  • Living room with range where most of the cooking would be done, scullery with copper to heat the water, a bath and a gas cooker for occasional use.
  • A separate bathroom, cooking done in the scullery and the living room fire suitable only for occasional cooking
  • A separated upstairs bathroom, cooking done exclusively in the scullery. Meals would be eaten in the living room.

In addition it was suggested that superior houses would have a parlour- as this was a reasonable expectation for the artisan class.[5]

A parlour house was to be 1,055 square feet (98.0 m2) and a non parlour house to be 855 square feet (79.4 m2). In the climate of 1918, 85% of the houses needed to be 3 bedroom and 15% to be smaller or bigger. Pre war the divide had been 40%/60%. The bedrooms should be 150 square feet (14 m2),100 square feet (9.3 m2) and 65 square feet (6.0 m2). A parlour of 120 square feet (11 m2) was seen to be adequate- in effect 12 by 10 feet (3.7 m × 3.0 m).- it was a quiet room for reading, writing a sick relative or formal entertaining of non-family visitors.[5]

It also suggested the use of district heating using waste heat from power-stations, the use of standardised components the positioning of community facilities and integration with public transport and phasing the construction of both.[5]

Table[edit]

Tudor Walters Committee Recommendations
House

with out a parlour

Area sq ft (m²) Volume cu ft (m³) House

with a parlour

Area sq ft (m²) Volume cu ft (m³)
Parlour 120 (11) 960 (27)
Living Room 180 (17) 1,440 (41) Living Room 180 (17) 1,440 (41)
Scullery 80 (7.4) 640 (18) Scullery 80 (7.4) 640 (18)
Larder 24 (2.2) - Larder 24 (2.2) -
Bedroom No. 1 150 (14) 1,200 (34) Bedroom No. 1 160 (15) 1,280 (36)
Bedroom No. 2 100 (9.3) 800 (23) Bedroom No. 2 120 (11) 960 (27)
Bedroom No. 3 65 (6.0) 520 (15) Bedroom No. 3 110 (10) 880 (25)
Total 855 sq ft (79.4 m2) 1,055 sq ft (98.0 m2)
Desirable Minimum sizes- Tudor Walters Committee [6]

The legacy[edit]

In 1919 the Government required councils to provide housing, helping them to do so through the provision of subsidies, under The Addison Act (Housing Act 1919). The Housing Act 1890 had merely permitted them to do so. They were to be built to the Tudor Walters standards. [7]
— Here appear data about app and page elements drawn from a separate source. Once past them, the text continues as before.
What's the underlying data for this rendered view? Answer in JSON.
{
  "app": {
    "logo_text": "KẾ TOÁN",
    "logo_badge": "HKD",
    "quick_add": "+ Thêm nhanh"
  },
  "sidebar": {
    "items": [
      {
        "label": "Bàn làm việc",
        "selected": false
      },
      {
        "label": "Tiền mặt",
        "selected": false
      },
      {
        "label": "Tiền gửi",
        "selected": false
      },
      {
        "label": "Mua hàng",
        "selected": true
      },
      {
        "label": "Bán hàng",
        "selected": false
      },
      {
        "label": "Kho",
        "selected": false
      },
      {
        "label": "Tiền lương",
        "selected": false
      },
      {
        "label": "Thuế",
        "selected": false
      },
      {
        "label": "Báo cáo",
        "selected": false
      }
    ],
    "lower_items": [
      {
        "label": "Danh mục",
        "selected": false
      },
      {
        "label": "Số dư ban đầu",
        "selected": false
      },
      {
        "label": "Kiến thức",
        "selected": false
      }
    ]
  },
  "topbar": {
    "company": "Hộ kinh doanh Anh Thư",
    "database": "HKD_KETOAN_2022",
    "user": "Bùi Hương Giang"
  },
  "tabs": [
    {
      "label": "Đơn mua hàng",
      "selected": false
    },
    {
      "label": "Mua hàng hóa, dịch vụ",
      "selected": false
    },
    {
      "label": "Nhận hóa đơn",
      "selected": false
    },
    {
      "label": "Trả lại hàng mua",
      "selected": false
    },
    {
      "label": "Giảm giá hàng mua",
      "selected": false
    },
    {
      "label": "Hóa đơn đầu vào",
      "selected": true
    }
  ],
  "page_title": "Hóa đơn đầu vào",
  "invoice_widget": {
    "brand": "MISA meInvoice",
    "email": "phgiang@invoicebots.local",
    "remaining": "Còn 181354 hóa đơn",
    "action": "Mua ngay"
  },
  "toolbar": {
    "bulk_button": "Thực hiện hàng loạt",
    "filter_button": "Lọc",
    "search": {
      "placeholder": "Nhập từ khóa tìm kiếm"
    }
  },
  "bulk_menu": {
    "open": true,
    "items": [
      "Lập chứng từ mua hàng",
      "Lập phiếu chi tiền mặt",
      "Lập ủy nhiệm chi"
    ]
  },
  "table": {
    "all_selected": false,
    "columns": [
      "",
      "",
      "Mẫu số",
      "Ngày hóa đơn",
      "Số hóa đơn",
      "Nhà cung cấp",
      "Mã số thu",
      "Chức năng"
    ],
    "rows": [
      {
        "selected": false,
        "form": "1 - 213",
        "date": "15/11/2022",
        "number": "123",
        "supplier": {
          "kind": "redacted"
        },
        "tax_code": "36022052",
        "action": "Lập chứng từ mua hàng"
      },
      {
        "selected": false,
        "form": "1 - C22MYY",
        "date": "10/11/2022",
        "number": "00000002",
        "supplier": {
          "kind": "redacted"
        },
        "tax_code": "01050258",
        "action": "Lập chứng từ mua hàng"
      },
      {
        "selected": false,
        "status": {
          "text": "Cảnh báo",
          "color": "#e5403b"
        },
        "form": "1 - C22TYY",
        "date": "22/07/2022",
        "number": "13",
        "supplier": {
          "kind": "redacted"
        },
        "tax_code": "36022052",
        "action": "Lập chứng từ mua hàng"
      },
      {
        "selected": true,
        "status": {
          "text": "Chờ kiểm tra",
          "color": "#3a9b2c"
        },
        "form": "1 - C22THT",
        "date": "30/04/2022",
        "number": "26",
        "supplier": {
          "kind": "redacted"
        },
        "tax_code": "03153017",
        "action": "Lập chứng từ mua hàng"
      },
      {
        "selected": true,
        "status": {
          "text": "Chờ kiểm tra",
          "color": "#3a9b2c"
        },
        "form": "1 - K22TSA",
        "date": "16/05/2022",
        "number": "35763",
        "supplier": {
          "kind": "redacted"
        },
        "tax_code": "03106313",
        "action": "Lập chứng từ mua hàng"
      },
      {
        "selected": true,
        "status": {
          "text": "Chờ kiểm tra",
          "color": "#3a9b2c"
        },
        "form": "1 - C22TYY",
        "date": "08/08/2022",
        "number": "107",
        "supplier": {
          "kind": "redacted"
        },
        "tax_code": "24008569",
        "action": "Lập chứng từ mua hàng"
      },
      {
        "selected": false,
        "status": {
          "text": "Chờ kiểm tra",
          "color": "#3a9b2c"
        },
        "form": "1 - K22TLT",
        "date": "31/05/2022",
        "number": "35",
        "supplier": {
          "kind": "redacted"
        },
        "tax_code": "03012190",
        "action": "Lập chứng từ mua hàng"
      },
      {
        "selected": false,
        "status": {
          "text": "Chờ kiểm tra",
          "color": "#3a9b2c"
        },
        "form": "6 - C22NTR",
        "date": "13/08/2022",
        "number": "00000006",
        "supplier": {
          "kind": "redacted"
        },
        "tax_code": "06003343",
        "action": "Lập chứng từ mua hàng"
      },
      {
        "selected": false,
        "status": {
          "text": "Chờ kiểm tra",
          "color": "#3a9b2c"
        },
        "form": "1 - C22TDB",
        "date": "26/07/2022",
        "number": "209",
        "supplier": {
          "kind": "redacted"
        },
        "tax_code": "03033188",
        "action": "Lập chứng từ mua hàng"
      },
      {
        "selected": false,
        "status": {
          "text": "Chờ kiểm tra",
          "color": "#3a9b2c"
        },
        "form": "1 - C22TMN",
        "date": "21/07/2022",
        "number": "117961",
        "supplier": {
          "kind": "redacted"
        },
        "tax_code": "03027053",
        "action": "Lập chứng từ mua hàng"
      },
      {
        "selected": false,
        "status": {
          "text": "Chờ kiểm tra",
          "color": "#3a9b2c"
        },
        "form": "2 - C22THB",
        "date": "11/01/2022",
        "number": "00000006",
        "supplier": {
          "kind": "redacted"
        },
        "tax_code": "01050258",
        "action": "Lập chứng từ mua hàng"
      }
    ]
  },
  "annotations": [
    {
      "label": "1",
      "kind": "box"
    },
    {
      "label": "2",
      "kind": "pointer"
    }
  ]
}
See also[edit]

Parker Morris Committee

References[edit]

Notes
  1. ^ Parkinson-Bailey 2000, p. 153.
  2. ^ Burnett 1986, p. 222.
  3. ^ a b c d Burnett 1986, p. 223.
  4. ^ Barnes 1934, p. 337.
  5. ^ a b c Burnett 1986, p. 224.
  6. ^ Manoochehri 2009, p. 70.
  7. ^ UK Parliament- Acts 2015.
Bibliography
  • Parkinson-Bailey, John J. (2000). Manchester: an Architectural History. Manchester: Manchester University Press. ISBN 0-7190-5606-3.
  • Barnes, Harry (1934). The Slum: Its story and Solution. p. 337.
  • Burnett, John (1986). A social history of housing : 1815-1985 (2nd e. ed.). New York: Methuen. ISBN 0416367801.
  • Manoochehri, Jamileh (2009). "Social policy and housing: reflections of social values - UCL Discovery" (PDF): 413. Retrieved 18 December 2016.